Ollie Douglas, Assistant Curator at MERL, reflects on the common challenges faced by museums similar to MERL around the world, after attending the International Congress of Agricultural Museums.
At the beginning of November, Isabel Hughes, MERL Curator, and I travelled to Marseilles to present MERL’s latest ideas to an international audience. Our presentations formed part of CIMA 17—the 17th International Congress of Agricultural Museums—organised by the International Association of Agricultural Museums, of which MERL was a founding member. Indeed, back in 1976 our predecessors hosted CIMA 4 and the Museum’s founding father, John Higgs, spoke about ‘the role of agricultural museums in the advanced and developing countries.’

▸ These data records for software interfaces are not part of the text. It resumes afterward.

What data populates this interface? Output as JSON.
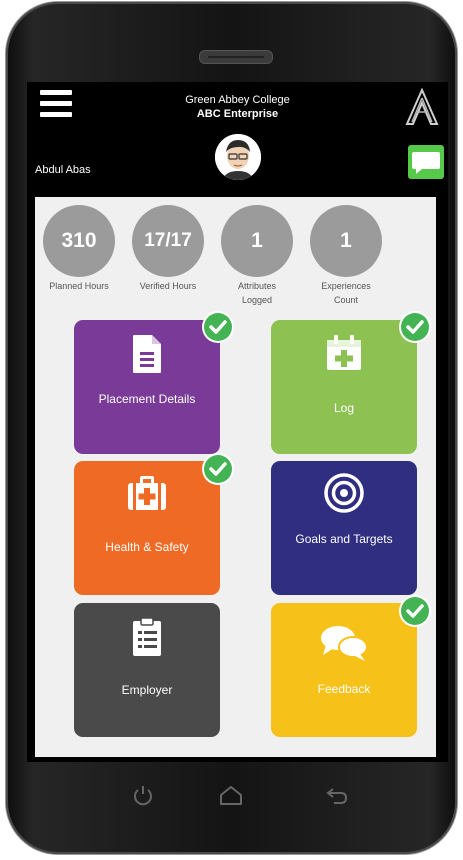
{
  "header": {
    "org_line1": "Green Abbey College",
    "org_line2": "ABC Enterprise",
    "user_name": "Abdul Abas"
  },
  "stats": [
    {
      "value": "310",
      "label": "Planned Hours"
    },
    {
      "value": "17/17",
      "label": "Verified Hours"
    },
    {
      "value": "1",
      "label": "Attributes Logged"
    },
    {
      "value": "1",
      "label": "Experiences Count"
    }
  ],
  "tiles": [
    {
      "label": "Placement Details",
      "icon": "document-icon",
      "color": "#7a3a97",
      "completed": true
    },
    {
      "label": "Log",
      "icon": "calendar-plus-icon",
      "color": "#8dc252",
      "completed": true
    },
    {
      "label": "Health & Safety",
      "icon": "first-aid-kit-icon",
      "color": "#ef6a25",
      "completed": true
    },
    {
      "label": "Goals and Targets",
      "icon": "target-icon",
      "color": "#2f2e80",
      "completed": false
    },
    {
      "label": "Employer",
      "icon": "clipboard-list-icon",
      "color": "#4a4a4a",
      "completed": false
    },
    {
      "label": "Feedback",
      "icon": "speech-bubbles-icon",
      "color": "#f6c21a",
      "completed": true
    }
  ],
  "colors": {
    "check_green": "#44b353",
    "chat_green": "#57c94a",
    "stat_grey": "#9b9b9b"
  }
}
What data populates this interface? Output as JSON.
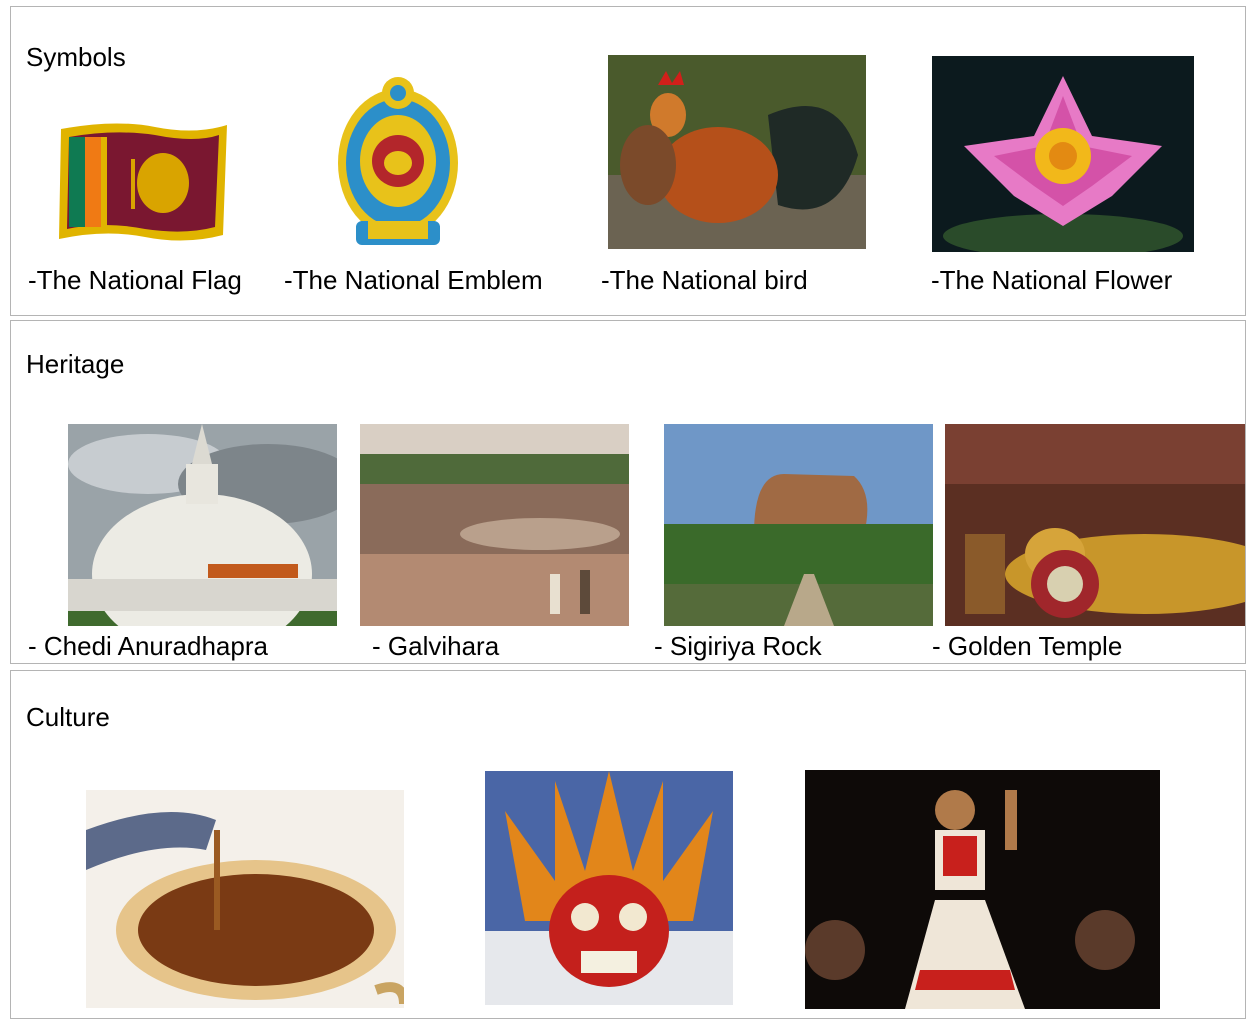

This year’s Congress was held at MuCEM, the Musée des civilisations de l’Europe et de la Méditerrainée. This extraordinary institution incorporates the collections of the former Musée National des Arts et Traditions Populaires (founded in Paris in 1937) into a modern endeavour to curate the shared culture of southern Europe. The displays are as ambitious as the architecture, beginning with the longue durée of agricultural origins and the earliest Middle Eastern farmers, exploring the complex religious history of the Mediterranean, and examining the diversity of present-day Europe through contemporary art (including a temporary exhibition focussed on Food).
The packed conference programme included too many papers to mention but two speakers in particular caught our attention, their work resonating with things that we are also thinking about. Surajit Sarkar of Ambedkar University spoke of how the mechanisation of Indian farming is driving proposals for a National Museum of Agriculture in New Delhi. Indeed, Surajit and his colleagues face similar challenges to those addressed decades ago in many European museum projects. They are salvaging traditional approaches to farming before they disappear, just as MERL sought to do in the 1950s. Several generations from now our Indian partners will face the challenge that we and many others now face, of a visitor base detached from the countryside and of technologies beyond living memory. These same challenges formed the basis of Isabel’s contribution. She introduced our redevelopment plans and how we plan to deliver a MERL focussed on the strength of collections to inspire and engage audiences unfamiliar with rural life, whilst also catering to those who know the countryside well.
Elsewhere, Barbara Sosic spoke of recent activity at the Slovene Ethnographic Museum, of how they seek to cater for audiences both online and in the Museum’s galleries, and of how their content resonates with people from rural communities. Their dynamic, user-centred approach chimes with the direction that we at MERL are taking, as we become more open to programmes of co-creation and co-curation and increasingly aware that museums cannot work in isolation. My own presentation used recent projects at MERL to explore the changing role of the curator and how inclusive and open-minded approaches might reap dividends in terms of reconnecting museums of agriculture with rural stakeholders, as well as researchers and members of our more immediate and local communities.
These words from John Higgs reveal just how little has changed since 1976 and how the same challenges of contemporary relevance and meaningful engagement that drive our work today also drove our international peers in the past:
‘The changes in institutions and patterns of rural life, the crops that grow and were grown, the climate and ecology and the changes in living conditions when imaginatively interpreted all have a part to play in providing a wider opportunity for learning. Agricultural museums have hardly begun to face the challenge … of a ‘learning society’.’ (Higgs, 1976)
Back at home once again, we hope that Our Country Lives will help us to address these challenges and many more besides. The executive board of the International Association of Agricultural Museums (of which Isabel and I are now members) are set to hold a meeting in Reading in 2015, offering a perfect opportunity to showcase our work during development, and we look forward to revealing its successful outcomes at future Congress gatherings.